Having lived with three, pretty blokey blokes at uni, I swore I would never do it again. Dirty bath tubs, awkward run-ins with their one night stands and a constant lack of toilet paper meant that, for me, women were the perfect housemates.

Until I met a different sort of boy.

The sort of boy who can’t go to bed without putting the dishwasher on, who notices if you’ve switched around the cutlery drawer and gets frustrated if you forget to water the plants. Although this might sound like a nightmare to you, to me it is a thing of beauty; living with him is a pleasure.

Except we don’t live together.

The thought of committing to a home has always terrified me (good luck getting a ring on it) and we both very much need our own space. But the reality is, as with most long term relationships, we spend every night together anyway, rotating between each other’s places depending on what part of town we’re in.

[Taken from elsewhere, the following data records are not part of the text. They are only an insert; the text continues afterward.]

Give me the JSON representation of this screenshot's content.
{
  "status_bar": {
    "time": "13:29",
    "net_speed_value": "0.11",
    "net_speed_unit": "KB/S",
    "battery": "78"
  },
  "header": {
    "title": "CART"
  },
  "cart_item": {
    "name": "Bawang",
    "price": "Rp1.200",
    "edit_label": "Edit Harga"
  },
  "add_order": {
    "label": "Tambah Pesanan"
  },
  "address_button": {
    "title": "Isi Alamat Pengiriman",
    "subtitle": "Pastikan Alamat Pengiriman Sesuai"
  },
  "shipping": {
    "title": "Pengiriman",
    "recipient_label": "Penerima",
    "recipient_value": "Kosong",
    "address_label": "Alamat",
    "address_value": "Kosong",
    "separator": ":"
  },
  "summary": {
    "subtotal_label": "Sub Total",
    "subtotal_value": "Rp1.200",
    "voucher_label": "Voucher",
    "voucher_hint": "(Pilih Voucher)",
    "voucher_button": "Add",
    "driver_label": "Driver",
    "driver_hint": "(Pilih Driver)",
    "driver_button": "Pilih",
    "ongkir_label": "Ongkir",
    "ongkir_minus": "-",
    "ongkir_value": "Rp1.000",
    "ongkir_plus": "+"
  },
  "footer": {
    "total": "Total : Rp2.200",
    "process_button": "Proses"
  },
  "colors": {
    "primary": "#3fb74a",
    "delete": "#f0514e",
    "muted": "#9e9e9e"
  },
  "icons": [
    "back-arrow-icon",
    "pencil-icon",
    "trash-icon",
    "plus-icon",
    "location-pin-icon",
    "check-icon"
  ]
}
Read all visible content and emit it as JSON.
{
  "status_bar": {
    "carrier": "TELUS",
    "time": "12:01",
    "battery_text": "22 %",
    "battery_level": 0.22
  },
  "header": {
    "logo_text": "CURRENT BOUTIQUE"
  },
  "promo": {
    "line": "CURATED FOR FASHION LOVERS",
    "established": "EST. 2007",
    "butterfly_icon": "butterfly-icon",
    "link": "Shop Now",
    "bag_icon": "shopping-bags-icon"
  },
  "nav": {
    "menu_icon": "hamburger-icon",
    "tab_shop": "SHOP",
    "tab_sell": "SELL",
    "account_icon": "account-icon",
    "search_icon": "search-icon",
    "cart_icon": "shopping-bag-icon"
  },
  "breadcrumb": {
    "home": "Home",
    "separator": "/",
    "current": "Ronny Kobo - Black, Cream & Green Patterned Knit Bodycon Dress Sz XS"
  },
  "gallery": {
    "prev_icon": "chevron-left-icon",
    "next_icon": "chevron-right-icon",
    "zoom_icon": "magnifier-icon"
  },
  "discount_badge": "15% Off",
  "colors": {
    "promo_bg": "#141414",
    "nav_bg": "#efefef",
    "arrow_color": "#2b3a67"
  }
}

This, of course, means nothing at all for a man. Pulling on yesterday’s t shirt and a pair of skinnies after a quick rinse, their life is simple, whereas living between two places for a girl is a different – and much more inconvenient – story. We shave our legs. We fake tan. We blow dry our hair. We can’t wear the same thing two days in a row and we need access to an endless supply of make up wipes. Don’t get me wrong, I love taking care of myself, but these rituals make staying over (and trying to look your best at the same time) really rather difficult.

In the early days, it was a nightmare. Dodging the shower head in an attempt to keep my hair dry and leaving make up on two days in a row so he wouldn’t see my – God forbid it – ACTUAL FACE. I used to keep a razor in my bag in case I stayed more than one night in a row and became a pro at looking decent in pyjamas. I was rarely seen without a rucksack. Or a toothbrush for that matter.

A year on, I am still rarely seen without a rucksack. But now, a bit like a child of divorce, I enjoy the perks of having two homes. I’ve stashed a million beauty products in his bathroom cabinet and have an endless supply of pants in the drawer. I am prepared for anything. Even an impromptu period.

We cook together and build sofas together, but I also have mum’s food and a room of my own five stops away on the District Line. The truth is, it couldn’t be more perfect.

I’ll keep you posted on further developments, but for now, I will continue to live contently – and oh so conveniently – in my wonderful halfway house.